- Washing the Dust from my Mirror:The Deconstruction of Buddhism—A Response to Bronwyn Finnigan
I thank Professors Finnigan and Garfield (Jay) and the editors of Philosophy East and West for inviting me to join in this discussion of Chinese Buddhism. I have not taken many opportunities in my career to write about Zen Buddhism and Daoism, although I have been fascinated by their connection. I remember quite clearly a discussion I had with Jay some years back in which I broached the idea that Daoism had contributed important dialectical steps leading to the formulation of Zen, which I join the Chinese tradition in regarding as the highest version of the Buddhist insight. Jay argued to me at that time that the necessary insights were actually all available in Nāgārjuna. I am accordingly pleased to see him exploring the idea of the contributions that features of Chinese thought might have made to this development in Buddhism, although I don’t assume that he needs to repudiate Nāgārjuna’s depth of insight or the claim that it contains all that is strictly necessary for the Zen account of insight or enlightenment.
Accordingly in my discussion here, I will focus on how I see features of Chinese Daoist thought facilitating, if not providing necessary and sufficient conditions for, these insights. The account I will give targets neither Buddhist epistemology nor the state of mind of one who achieves the insight. Nor, strictly speaking, is my account focused on Buddhist ethics, which in my view would be the deontology of the Eightfold Path. However, along with Professor Finnigan, I will take the Four Noble Truths as the beginning point. Chinese schools tend to treat this as kindergarten Buddhism. I would agree that the other three noble truths raise issues in meta-ethics and the quasi-ethical issue of the meaning of life (is it meaningless suffering from which the only goal is escape?). The problem of Buddhism from China’s point of view was how to reconcile the deeply pessimistic, nihilistic, and decadent (apologies to Nietzsche) tone of Buddhism with the upbeat, humorous, joyful exuberance of Chinese Daoism.
Despite their different settings, my narrative will still pass through and deal with Finnigan’s worry that some alleged tension in wu-wei is not resolved in Chinese thought and thus cannot resolve the deeper problem in Buddhism. I was invited [End Page 160] mainly to discuss my theory of linguistic functionalism in China. I will spell out important details of my theory relevant to this issue in section 1.
Then, in section 2, I will discuss how the details of Chinese functionalism intersect with the central role of dao in Chinese thought that gives Daoism its status as the quintessential expression of Chinese philosophical insight. This will ground my elaboration and clarification of the Daoist theory of wu-wei and its use in adapting Buddhism to a Chinese context of thought.

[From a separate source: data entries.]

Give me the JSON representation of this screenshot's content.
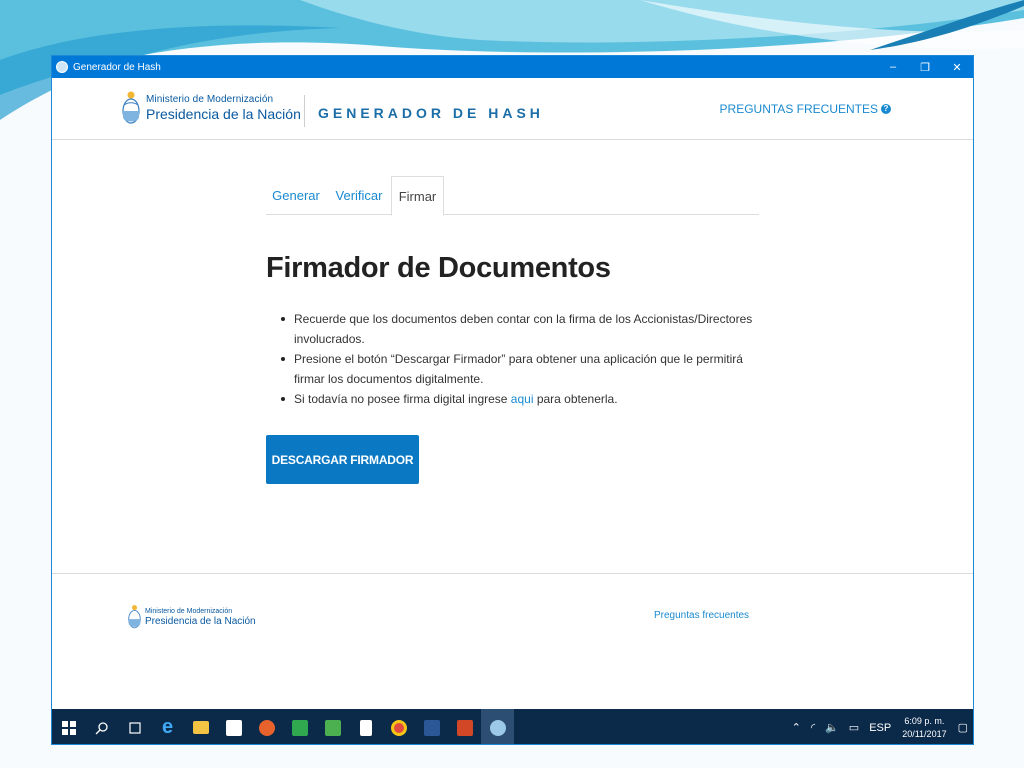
{
  "window": {
    "title": "Generador de Hash",
    "controls": {
      "minimize": "–",
      "restore": "❐",
      "close": "✕"
    }
  },
  "header": {
    "org_line1": "Ministerio de Modernización",
    "org_line2": "Presidencia de la Nación",
    "app_name": "GENERADOR DE HASH",
    "faq_label": "PREGUNTAS FRECUENTES"
  },
  "tabs": [
    {
      "label": "Generar",
      "active": false
    },
    {
      "label": "Verificar",
      "active": false
    },
    {
      "label": "Firmar",
      "active": true
    }
  ],
  "main": {
    "title": "Firmador de Documentos",
    "bullets": [
      "Recuerde que los documentos deben contar con la firma de los Accionistas/Directores involucrados.",
      "Presione el botón “Descargar Firmador” para obtener una aplicación que le permitirá firmar los documentos digitalmente."
    ],
    "bullet3_before": "Si todavía no posee firma digital ingrese ",
    "bullet3_link": "aqui",
    "bullet3_after": " para obtenerla.",
    "download_button": "DESCARGAR FIRMADOR"
  },
  "footer": {
    "org_line1": "Ministerio de Modernización",
    "org_line2": "Presidencia de la Nación",
    "faq_link": "Preguntas frecuentes"
  },
  "taskbar": {
    "language": "ESP",
    "time": "6:09 p. m.",
    "date": "20/11/2017"
  },
  "colors": {
    "accent": "#0a78c2",
    "link": "#1a8ad0",
    "titlebar": "#0078d7",
    "taskbar": "#0b2a4a"
  }
}
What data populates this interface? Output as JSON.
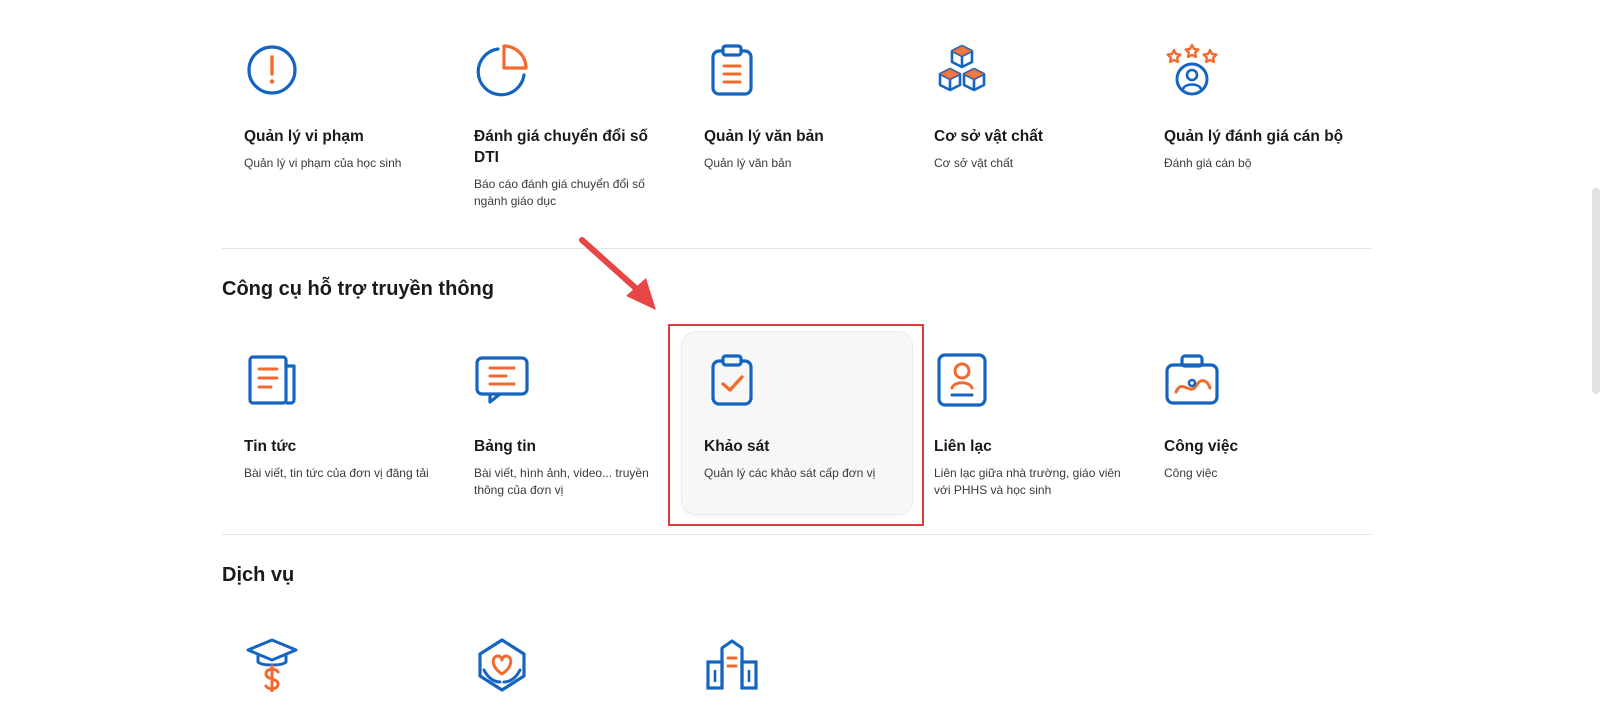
{
  "top_row": [
    {
      "title": "Quản lý vi phạm",
      "desc": "Quản lý vi phạm của học sinh",
      "icon": "alert-circle-icon"
    },
    {
      "title": "Đánh giá chuyển đổi số DTI",
      "desc": "Báo cáo đánh giá chuyển đổi số ngành giáo dục",
      "icon": "pie-chart-icon"
    },
    {
      "title": "Quản lý văn bản",
      "desc": "Quản lý văn bản",
      "icon": "clipboard-list-icon"
    },
    {
      "title": "Cơ sở vật chất",
      "desc": "Cơ sở vật chất",
      "icon": "boxes-icon"
    },
    {
      "title": "Quản lý đánh giá cán bộ",
      "desc": "Đánh giá cán bộ",
      "icon": "user-stars-icon"
    }
  ],
  "sections": {
    "communication": {
      "title": "Công cụ hỗ trợ truyền thông",
      "items": [
        {
          "title": "Tin tức",
          "desc": "Bài viết, tin tức của đơn vị đăng tải",
          "icon": "newspaper-icon"
        },
        {
          "title": "Bảng tin",
          "desc": "Bài viết, hình ảnh, video... truyền thông của đơn vị",
          "icon": "message-board-icon"
        },
        {
          "title": "Khảo sát",
          "desc": "Quản lý các khảo sát cấp đơn vị",
          "icon": "clipboard-check-icon"
        },
        {
          "title": "Liên lạc",
          "desc": "Liên lạc giữa nhà trường, giáo viên với PHHS và học sinh",
          "icon": "contact-card-icon"
        },
        {
          "title": "Công việc",
          "desc": "Công việc",
          "icon": "briefcase-icon"
        }
      ]
    },
    "services": {
      "title": "Dịch vụ",
      "items": [
        {
          "icon": "graduation-dollar-icon"
        },
        {
          "icon": "heart-hands-icon"
        },
        {
          "icon": "school-building-icon"
        }
      ]
    }
  },
  "colors": {
    "blue": "#1565c0",
    "orange": "#f26a2e",
    "highlight_red": "#e03b3b"
  }
}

In section 3, I will use Daoist wu-wei to explain the Chinese approach to the question of what nirvana is—which I take to be the opening wedge that brought Buddhism into contact with the Daoist problem of you-wu and leads eventually to our discussion of the state of mind that Zen calls Enlightenment. I will collapse this process to the beginning and end points and concentrate on the Zen account of that state, then explain how I see Daoist arguments, drawn from the combination of functionalism, dao, and mature wu-wei, contributing to that insight.
Finally, in section 4, I will bring this line of reasoning back into contact with Finnigan’s epistemic concern about universals. There I will argue that the combination of features of Chinese thought provide a natural antidote to any temptation we may have to commit ourselves to the reality of universals or to employ them as the objects of intentionality. Mine will be easily recognizable as Wittgenstein’s argument in Chinese Daoist clothing, and I’ll only hint at why this is. I hope, and suspect, that the thrust of my account here will largely coincide with Garfield’s approach. I suspect it may not conflict that much with...